Filled with scientific research and evidence-based studies that show how our implicit biases, which stem from our lived experiences and culture, affect the human brain's ability to view the world objectively when it comes to race.
Dr. Fleming breaks down why our society has us growing up to be "stupid" about race because that is how the system has been designed. Filled with historical research and societal analysis, this book helps the reader unlearn the racist ideas that have been fed to us for decades.
The bite-size chapters and earnest and concise writing make this book accessible to all who wish to talk about race, as well as for those who don't want to. From cultural appropriation to the school-to-prison pipeline, topics of timely interest are examined and explained in a straight-forward, conversational tone.
Shift the historical lens from a Eurocentric view to the perspective of the oppressed in America, and you get a very different history lesson than what was taught in school. Paul Ortiz describes the intersectionality of the cultures presented and Emancipatory internationalism in great detail in this meticulously researched account that includes almost 100-pages of end notes.
This expertly researched non-fiction work closely examines the de jure segregation that has plagued American cities and the scaffolding of systemic racism and its enduring repercussions. This dense and richly detailed exposé uncovers cases and decisions in local, state and federal governments that further ignited America's racial divide in regards to public housing, mortgage lending, racial zoning, school funding, and the unequal policing of these laws and how these decisions exacerbated the economic divide in our nation. An important read for anyone interested in the history of segregation and how those policies have shaped our world today.
Inspired by Saad's 2018 wildly popular Instagram challenge of uncovering racist behaviors, this workbook is designed to be read and worked through over 28 days with journal prompts at the end of each chapter and questions to further ponder at the end of the book, which help readers become aware of their white privilege and how they can use it to help dismantle racism that embedded into our everyday lives.

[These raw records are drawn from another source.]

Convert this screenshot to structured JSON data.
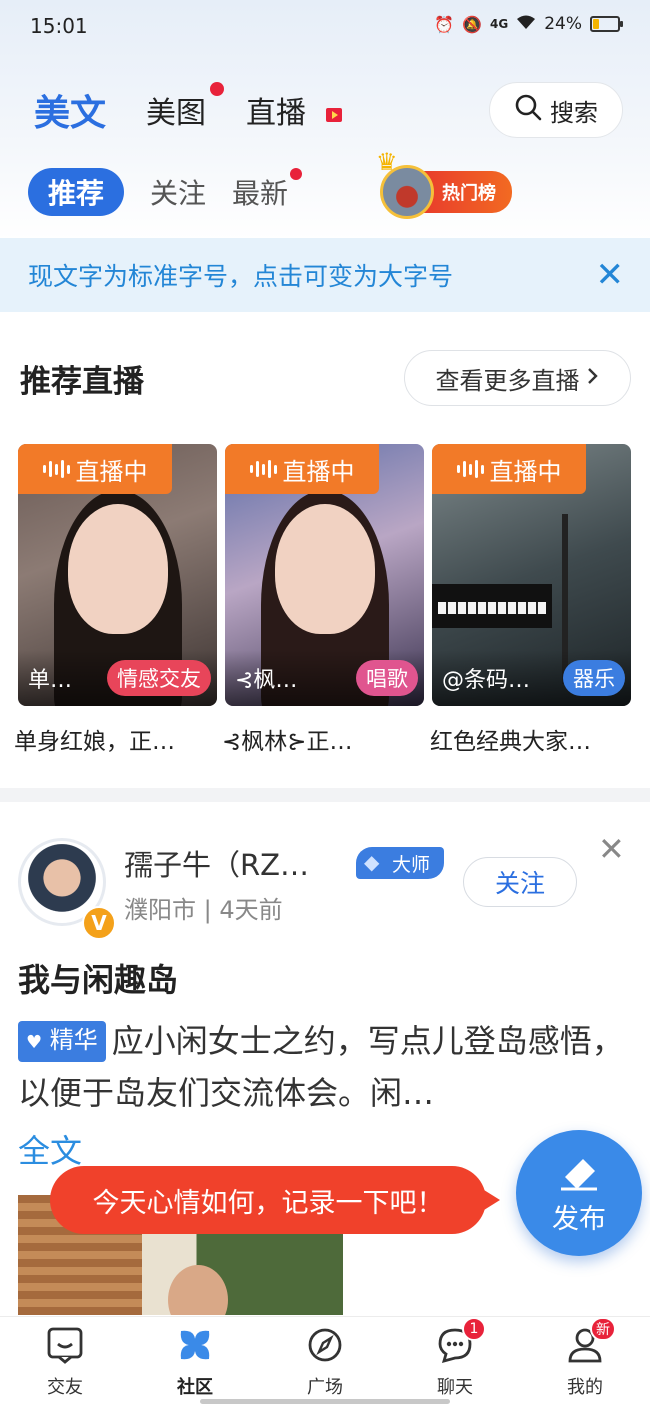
{
  "status_bar": {
    "time": "15:01",
    "battery": "24%",
    "battery_level": 0.24,
    "network": "4G"
  },
  "main_tabs": [
    {
      "label": "美文",
      "active": true,
      "dot": false,
      "live": false
    },
    {
      "label": "美图",
      "active": false,
      "dot": true,
      "live": false
    },
    {
      "label": "直播",
      "active": false,
      "dot": false,
      "live": true
    }
  ],
  "search": {
    "label": "搜索"
  },
  "sub_tabs": [
    {
      "label": "推荐",
      "active": true,
      "dot": false
    },
    {
      "label": "关注",
      "active": false,
      "dot": false
    },
    {
      "label": "最新",
      "active": false,
      "dot": true
    }
  ],
  "hot_rank": {
    "label": "热门榜"
  },
  "notice": {
    "text": "现文字为标准字号，点击可变为大字号",
    "close_icon": "close-icon"
  },
  "live_section": {
    "title": "推荐直播",
    "more_label": "查看更多直播",
    "badge_label": "直播中",
    "cards": [
      {
        "name": "单…",
        "tag": "情感交友",
        "tag_color": "#e8455a",
        "caption": "单身红娘，正…"
      },
      {
        "name": "⊰枫…",
        "tag": "唱歌",
        "tag_color": "#e0558f",
        "caption": "⊰枫林⊱正…"
      },
      {
        "name": "@条码…",
        "tag": "器乐",
        "tag_color": "#3b7de0",
        "caption": "红色经典大家…"
      }
    ]
  },
  "post": {
    "username": "孺子牛（RZ…",
    "master_badge": "大师",
    "location_time": "濮阳市 | 4天前",
    "follow_label": "关注",
    "verified": "V",
    "title": "我与闲趣岛",
    "essence_badge": "精华",
    "excerpt": "应小闲女士之约，写点儿登岛感悟，以便于岛友们交流体会。闲…",
    "full_text_label": "全文"
  },
  "tooltip": {
    "text": "今天心情如何，记录一下吧！"
  },
  "fab": {
    "label": "发布"
  },
  "bottom_nav": [
    {
      "label": "交友",
      "icon": "chat-face-icon",
      "active": false,
      "badge": ""
    },
    {
      "label": "社区",
      "icon": "community-icon",
      "active": true,
      "badge": ""
    },
    {
      "label": "广场",
      "icon": "compass-icon",
      "active": false,
      "badge": ""
    },
    {
      "label": "聊天",
      "icon": "chat-bubble-icon",
      "active": false,
      "badge": "1"
    },
    {
      "label": "我的",
      "icon": "person-icon",
      "active": false,
      "badge": "新"
    }
  ],
  "colors": {
    "accent": "#2b6fe0",
    "live_orange": "#f27a28",
    "alert_red": "#f0412b",
    "notice_blue": "#2386d6"
  }
}
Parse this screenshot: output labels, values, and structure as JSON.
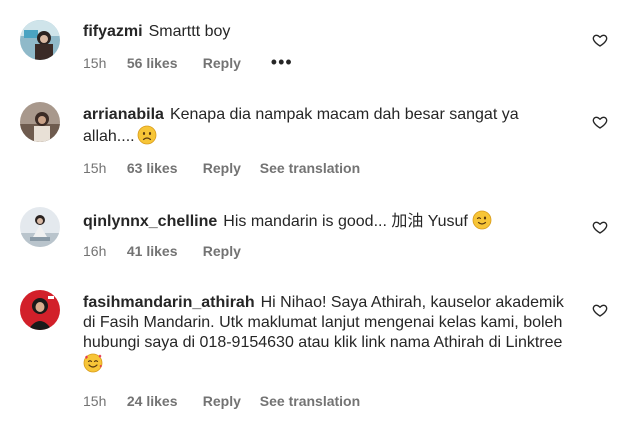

These book recommendations were compiled by Richland Library's Let's Talk Race team and appeared in the July 10 issue of The State Newspaper. Find more resources, recommendations and information on race, equity and inclusion, here.